● PROBLEM TO SOLVE
A line belongs in the answer only if it contains the word "проигрыш"; copy every such line from the listing below.

● DATASET EXTRACT
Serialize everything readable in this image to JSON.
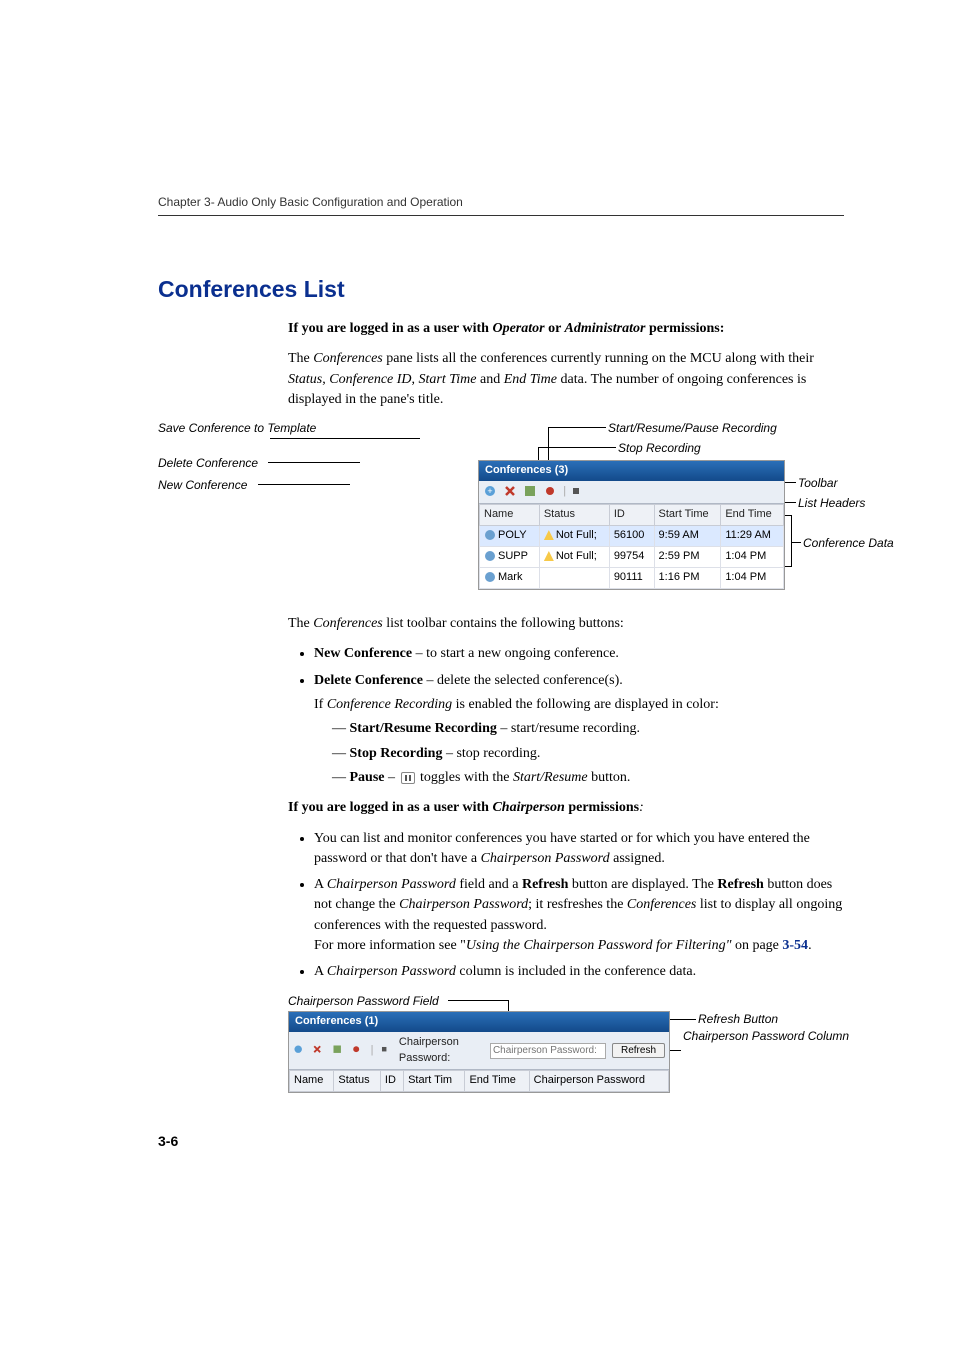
{
  "chapter": "Chapter 3- Audio Only Basic Configuration and Operation",
  "section_title": "Conferences List",
  "intro_bold": "If you are logged in as a user with ",
  "intro_op": "Operator",
  "intro_or": " or ",
  "intro_admin": "Administrator",
  "intro_perm": " permissions:",
  "intro_para": "The Conferences pane lists all the conferences currently running on the MCU along with their Status, Conference ID, Start Time and End Time data. The number of ongoing conferences is displayed in the pane's title.",
  "callouts": {
    "save": "Save Conference to Template",
    "delete": "Delete Conference",
    "newc": "New Conference",
    "startresume": "Start/Resume/Pause Recording",
    "stoprec": "Stop Recording",
    "toolbar": "Toolbar",
    "listheaders": "List Headers",
    "confdata": "Conference Data"
  },
  "panel": {
    "title": "Conferences (3)",
    "headers": [
      "Name",
      "Status",
      "ID",
      "Start Time",
      "End Time"
    ],
    "rows": [
      {
        "name": "POLY",
        "status": "Not Full;",
        "id": "56100",
        "start": "9:59 AM",
        "end": "11:29 AM",
        "warn": true,
        "sel": true
      },
      {
        "name": "SUPP",
        "status": "Not Full;",
        "id": "99754",
        "start": "2:59 PM",
        "end": "1:04 PM",
        "warn": true,
        "sel": false
      },
      {
        "name": "Mark",
        "status": "",
        "id": "90111",
        "start": "1:16 PM",
        "end": "1:04 PM",
        "warn": false,
        "sel": false
      }
    ]
  },
  "toolbar_sentence": "The Conferences list toolbar contains the following buttons:",
  "b1": {
    "title": "New Conference",
    "desc": " – to start a new ongoing conference."
  },
  "b2": {
    "title": "Delete Conference",
    "desc": " – delete the selected conference(s)."
  },
  "b2_sub": "If Conference Recording is enabled the following are displayed in color:",
  "d1": {
    "title": "Start/Resume Recording",
    "desc": " – start/resume recording."
  },
  "d2": {
    "title": "Stop Recording",
    "desc": " – stop recording."
  },
  "d3": {
    "title": "Pause",
    "desc1": " – ",
    "desc2": " toggles with the ",
    "italic": "Start/Resume",
    "desc3": " button."
  },
  "chair_heading_pre": "If you are logged in as a user with ",
  "chair_heading_i": "Chairperson",
  "chair_heading_post": " permissions",
  "chair_colon": ":",
  "chair_b1": "You can list and monitor conferences you have started or for which you have entered the password or that don't have a Chairperson Password assigned.",
  "chair_b2_pre": "A ",
  "chair_b2_i1": "Chairperson Password",
  "chair_b2_mid1": " field and a ",
  "chair_b2_b1": "Refresh",
  "chair_b2_mid2": " button are displayed. The ",
  "chair_b2_b2": "Refresh",
  "chair_b2_mid3": " button does not change the ",
  "chair_b2_i2": "Chairperson Password",
  "chair_b2_mid4": "; it resfreshes the ",
  "chair_b2_i3": "Conferences",
  "chair_b2_mid5": " list to display all ongoing conferences with the requested password.",
  "chair_b2_more": "For more information see \"",
  "chair_b2_more_i": "Using the Chairperson Password for Filtering\"",
  "chair_b2_more2": " on page ",
  "chair_b2_link": "3-54",
  "chair_b2_dot": ".",
  "chair_b3_pre": "A ",
  "chair_b3_i": "Chairperson Password",
  "chair_b3_post": " column is included in the conference data.",
  "fig2": {
    "caption": "Chairperson Password Field",
    "panel_title": "Conferences (1)",
    "field_label": "Chairperson Password:",
    "refresh": "Refresh",
    "headers": [
      "Name",
      "Status",
      "ID",
      "Start Tim",
      "End Time",
      "Chairperson Password"
    ]
  },
  "callouts2": {
    "refreshbtn": "Refresh Button",
    "cpcol": "Chairperson Password Column"
  },
  "page_number": "3-6"
}
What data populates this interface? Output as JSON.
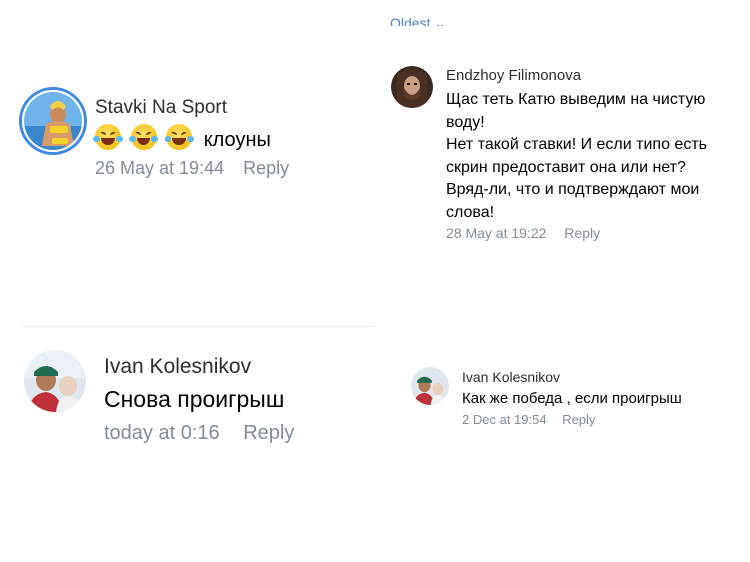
{
  "left_top": {
    "author": "Stavki Na Sport",
    "message": "клоуны",
    "timestamp": "26 May at 19:44",
    "reply_label": "Reply",
    "emoji_icons": [
      "rolling-laughing-icon",
      "rolling-laughing-icon",
      "rolling-laughing-icon"
    ]
  },
  "left_bottom": {
    "author": "Ivan Kolesnikov",
    "message": "Снова проигрыш",
    "timestamp": "today at 0:16",
    "reply_label": "Reply"
  },
  "right_top": {
    "sort_label_partial": "Oldest ⌄",
    "author": "Endzhoy Filimonova",
    "message_lines": [
      "Щас теть Катю выведим на чистую",
      "воду!",
      "Нет такой ставки! И если типо есть",
      "скрин предоставит она или нет?",
      "Вряд-ли, что и подтверждают мои",
      "слова!"
    ],
    "timestamp": "28 May at 19:22",
    "reply_label": "Reply"
  },
  "right_bottom": {
    "author": "Ivan Kolesnikov",
    "message": "Как же победа , если проигрыш",
    "timestamp": "2 Dec at 19:54",
    "reply_label": "Reply"
  },
  "colors": {
    "meta_gray": "#818c99",
    "link_blue": "#5181b8",
    "avatar_ring": "#3f8ae0"
  }
}
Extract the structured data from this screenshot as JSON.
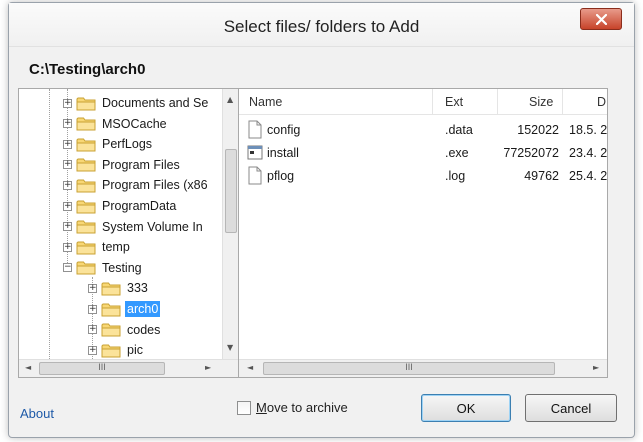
{
  "dialog": {
    "title": "Select files/ folders to Add",
    "close_glyph": "✕"
  },
  "path": "C:\\Testing\\arch0",
  "tree": {
    "items": [
      {
        "label": "Documents and Se",
        "level": 0,
        "expander": "+"
      },
      {
        "label": "MSOCache",
        "level": 0,
        "expander": "+"
      },
      {
        "label": "PerfLogs",
        "level": 0,
        "expander": "+"
      },
      {
        "label": "Program Files",
        "level": 0,
        "expander": "+"
      },
      {
        "label": "Program Files (x86",
        "level": 0,
        "expander": "+"
      },
      {
        "label": "ProgramData",
        "level": 0,
        "expander": "+"
      },
      {
        "label": "System Volume In",
        "level": 0,
        "expander": "+"
      },
      {
        "label": "temp",
        "level": 0,
        "expander": "+"
      },
      {
        "label": "Testing",
        "level": 0,
        "expander": "−"
      },
      {
        "label": "333",
        "level": 1,
        "expander": "+"
      },
      {
        "label": "arch0",
        "level": 1,
        "expander": "+",
        "selected": true
      },
      {
        "label": "codes",
        "level": 1,
        "expander": "+"
      },
      {
        "label": "pic",
        "level": 1,
        "expander": "+"
      }
    ]
  },
  "files": {
    "columns": {
      "name": "Name",
      "ext": "Ext",
      "size": "Size",
      "date": "D"
    },
    "rows": [
      {
        "name": "config",
        "ext": ".data",
        "size": "152022",
        "date": "18.5. 2",
        "icon": "document-icon"
      },
      {
        "name": "install",
        "ext": ".exe",
        "size": "77252072",
        "date": "23.4. 2",
        "icon": "executable-icon"
      },
      {
        "name": "pflog",
        "ext": ".log",
        "size": "49762",
        "date": "25.4. 2",
        "icon": "document-icon"
      }
    ]
  },
  "scroll": {
    "up": "▲",
    "down": "▼",
    "left": "◄",
    "right": "►",
    "thumb_grip": "III"
  },
  "footer": {
    "about": "About",
    "move_to_archive": "Move to archive",
    "ok": "OK",
    "cancel": "Cancel"
  },
  "colors": {
    "accent_selection": "#3399ff",
    "link": "#1e5aa8",
    "close_button": "#c7432a"
  }
}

● RESPONSE TO THE EXERCISE
    "message": "Снова проигрыш",
    "message": "Как же победа , если проигрыш",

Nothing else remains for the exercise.